▶ _ASSIGNED TASK_
Look for the string "coins" in the listing below and copy every line in which it appears.

Segment Open

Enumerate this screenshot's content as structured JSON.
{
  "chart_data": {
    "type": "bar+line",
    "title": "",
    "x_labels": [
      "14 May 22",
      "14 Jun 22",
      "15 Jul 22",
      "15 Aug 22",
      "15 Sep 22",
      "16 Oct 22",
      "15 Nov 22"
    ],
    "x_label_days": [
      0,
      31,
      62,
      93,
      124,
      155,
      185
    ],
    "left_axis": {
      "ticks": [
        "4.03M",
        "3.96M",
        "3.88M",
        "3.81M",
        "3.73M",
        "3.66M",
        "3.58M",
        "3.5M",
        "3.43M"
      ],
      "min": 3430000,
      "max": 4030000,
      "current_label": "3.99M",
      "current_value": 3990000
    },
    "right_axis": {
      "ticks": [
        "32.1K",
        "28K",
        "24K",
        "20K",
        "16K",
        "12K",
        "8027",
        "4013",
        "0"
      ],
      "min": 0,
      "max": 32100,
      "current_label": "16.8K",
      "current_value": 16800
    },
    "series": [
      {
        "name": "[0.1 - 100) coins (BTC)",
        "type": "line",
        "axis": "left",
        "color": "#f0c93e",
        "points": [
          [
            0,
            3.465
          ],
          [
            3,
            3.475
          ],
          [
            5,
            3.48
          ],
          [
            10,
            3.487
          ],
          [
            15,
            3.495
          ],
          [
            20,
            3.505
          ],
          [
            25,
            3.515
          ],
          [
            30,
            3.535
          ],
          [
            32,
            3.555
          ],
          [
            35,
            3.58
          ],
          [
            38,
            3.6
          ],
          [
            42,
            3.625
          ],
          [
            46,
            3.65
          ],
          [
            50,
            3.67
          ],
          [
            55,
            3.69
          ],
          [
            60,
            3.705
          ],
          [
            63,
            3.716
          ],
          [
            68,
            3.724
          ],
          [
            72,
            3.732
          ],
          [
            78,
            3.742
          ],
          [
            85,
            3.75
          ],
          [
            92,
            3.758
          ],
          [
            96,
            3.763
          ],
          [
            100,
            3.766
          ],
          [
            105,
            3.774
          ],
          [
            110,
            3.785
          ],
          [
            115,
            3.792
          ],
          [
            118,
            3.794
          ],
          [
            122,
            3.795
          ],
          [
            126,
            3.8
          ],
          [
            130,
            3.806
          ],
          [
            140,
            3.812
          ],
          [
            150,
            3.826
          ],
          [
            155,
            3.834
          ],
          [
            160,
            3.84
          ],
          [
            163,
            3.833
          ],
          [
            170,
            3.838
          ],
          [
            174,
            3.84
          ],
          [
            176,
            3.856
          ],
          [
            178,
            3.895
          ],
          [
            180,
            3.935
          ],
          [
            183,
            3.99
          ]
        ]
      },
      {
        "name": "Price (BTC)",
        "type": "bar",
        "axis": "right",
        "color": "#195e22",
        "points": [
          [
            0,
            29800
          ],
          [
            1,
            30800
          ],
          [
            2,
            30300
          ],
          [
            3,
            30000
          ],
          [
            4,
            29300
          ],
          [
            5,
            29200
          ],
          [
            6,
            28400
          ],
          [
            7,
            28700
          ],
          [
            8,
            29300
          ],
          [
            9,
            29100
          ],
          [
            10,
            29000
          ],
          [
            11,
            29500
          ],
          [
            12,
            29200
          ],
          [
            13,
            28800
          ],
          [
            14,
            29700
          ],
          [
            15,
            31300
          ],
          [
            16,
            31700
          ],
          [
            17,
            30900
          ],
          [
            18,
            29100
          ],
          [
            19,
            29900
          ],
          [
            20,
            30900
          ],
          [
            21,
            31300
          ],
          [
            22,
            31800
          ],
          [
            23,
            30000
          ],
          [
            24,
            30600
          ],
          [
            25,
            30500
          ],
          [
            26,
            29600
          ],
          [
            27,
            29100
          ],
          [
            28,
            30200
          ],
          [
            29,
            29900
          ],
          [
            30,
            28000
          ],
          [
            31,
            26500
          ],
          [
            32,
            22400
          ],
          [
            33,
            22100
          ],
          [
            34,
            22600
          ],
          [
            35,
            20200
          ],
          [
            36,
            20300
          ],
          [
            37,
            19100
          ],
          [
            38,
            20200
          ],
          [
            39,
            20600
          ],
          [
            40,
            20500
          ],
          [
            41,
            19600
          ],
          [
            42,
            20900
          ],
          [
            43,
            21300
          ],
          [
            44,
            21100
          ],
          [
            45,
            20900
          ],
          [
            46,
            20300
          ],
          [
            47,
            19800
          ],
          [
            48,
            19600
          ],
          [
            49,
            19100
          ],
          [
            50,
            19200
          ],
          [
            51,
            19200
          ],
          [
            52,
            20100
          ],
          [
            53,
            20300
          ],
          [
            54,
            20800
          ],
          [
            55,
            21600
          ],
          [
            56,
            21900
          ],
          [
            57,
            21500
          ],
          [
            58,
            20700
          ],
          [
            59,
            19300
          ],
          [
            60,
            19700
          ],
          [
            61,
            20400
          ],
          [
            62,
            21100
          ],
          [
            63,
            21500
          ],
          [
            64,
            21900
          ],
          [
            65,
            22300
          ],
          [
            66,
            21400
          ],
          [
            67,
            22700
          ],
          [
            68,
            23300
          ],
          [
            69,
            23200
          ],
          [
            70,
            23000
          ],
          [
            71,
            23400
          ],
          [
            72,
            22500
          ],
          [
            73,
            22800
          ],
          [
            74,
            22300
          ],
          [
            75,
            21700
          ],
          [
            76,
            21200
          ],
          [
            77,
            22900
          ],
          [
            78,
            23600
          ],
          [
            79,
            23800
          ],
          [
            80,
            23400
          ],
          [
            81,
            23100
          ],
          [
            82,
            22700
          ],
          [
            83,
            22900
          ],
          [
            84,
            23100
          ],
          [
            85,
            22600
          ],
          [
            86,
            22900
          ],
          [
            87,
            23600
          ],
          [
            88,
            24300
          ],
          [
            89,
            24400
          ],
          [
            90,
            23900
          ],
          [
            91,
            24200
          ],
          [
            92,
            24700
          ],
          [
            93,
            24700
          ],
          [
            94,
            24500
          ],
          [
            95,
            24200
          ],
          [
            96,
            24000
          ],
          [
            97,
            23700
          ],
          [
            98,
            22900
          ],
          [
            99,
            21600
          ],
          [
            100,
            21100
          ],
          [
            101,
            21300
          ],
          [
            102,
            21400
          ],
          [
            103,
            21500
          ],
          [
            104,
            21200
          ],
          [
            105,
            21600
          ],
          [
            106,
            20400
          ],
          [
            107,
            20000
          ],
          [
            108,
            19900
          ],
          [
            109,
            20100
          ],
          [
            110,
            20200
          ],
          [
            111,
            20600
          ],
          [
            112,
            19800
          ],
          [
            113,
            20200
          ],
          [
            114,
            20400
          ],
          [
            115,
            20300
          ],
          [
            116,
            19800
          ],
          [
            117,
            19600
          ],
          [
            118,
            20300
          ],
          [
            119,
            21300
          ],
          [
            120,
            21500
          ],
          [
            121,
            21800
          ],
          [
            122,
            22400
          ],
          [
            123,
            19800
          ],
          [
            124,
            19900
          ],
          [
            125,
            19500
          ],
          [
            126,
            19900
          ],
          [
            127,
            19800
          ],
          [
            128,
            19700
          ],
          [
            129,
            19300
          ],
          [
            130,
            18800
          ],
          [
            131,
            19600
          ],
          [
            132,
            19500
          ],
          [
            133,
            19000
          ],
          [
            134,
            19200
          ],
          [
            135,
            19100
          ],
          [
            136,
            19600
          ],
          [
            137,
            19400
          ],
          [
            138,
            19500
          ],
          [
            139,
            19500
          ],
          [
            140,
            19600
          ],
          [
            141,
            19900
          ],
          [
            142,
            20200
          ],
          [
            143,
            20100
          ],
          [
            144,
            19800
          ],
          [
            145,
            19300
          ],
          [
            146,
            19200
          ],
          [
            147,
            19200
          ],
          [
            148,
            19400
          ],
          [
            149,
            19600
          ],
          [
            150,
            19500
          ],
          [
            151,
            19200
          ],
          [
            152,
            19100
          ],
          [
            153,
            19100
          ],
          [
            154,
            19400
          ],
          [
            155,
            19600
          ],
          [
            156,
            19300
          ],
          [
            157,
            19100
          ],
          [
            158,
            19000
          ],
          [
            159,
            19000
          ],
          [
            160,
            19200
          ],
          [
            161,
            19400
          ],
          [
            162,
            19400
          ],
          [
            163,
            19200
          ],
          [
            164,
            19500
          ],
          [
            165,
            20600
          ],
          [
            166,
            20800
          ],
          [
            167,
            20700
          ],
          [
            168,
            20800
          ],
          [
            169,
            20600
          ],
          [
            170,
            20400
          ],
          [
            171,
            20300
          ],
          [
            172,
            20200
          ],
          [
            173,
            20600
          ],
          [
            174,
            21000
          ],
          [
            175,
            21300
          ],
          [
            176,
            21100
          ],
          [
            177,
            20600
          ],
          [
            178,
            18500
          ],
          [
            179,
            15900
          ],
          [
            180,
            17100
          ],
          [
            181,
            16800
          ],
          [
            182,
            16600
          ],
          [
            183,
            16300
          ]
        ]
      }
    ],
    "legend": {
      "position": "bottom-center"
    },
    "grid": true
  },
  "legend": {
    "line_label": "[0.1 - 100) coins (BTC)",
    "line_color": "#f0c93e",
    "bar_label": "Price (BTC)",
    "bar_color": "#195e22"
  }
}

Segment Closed

▶ _SOLUTION FOR THIS EXERCISE_
        "name": "[0.1 - 100) coins (BTC)",
    "line_label": "[0.1 - 100) coins (BTC)",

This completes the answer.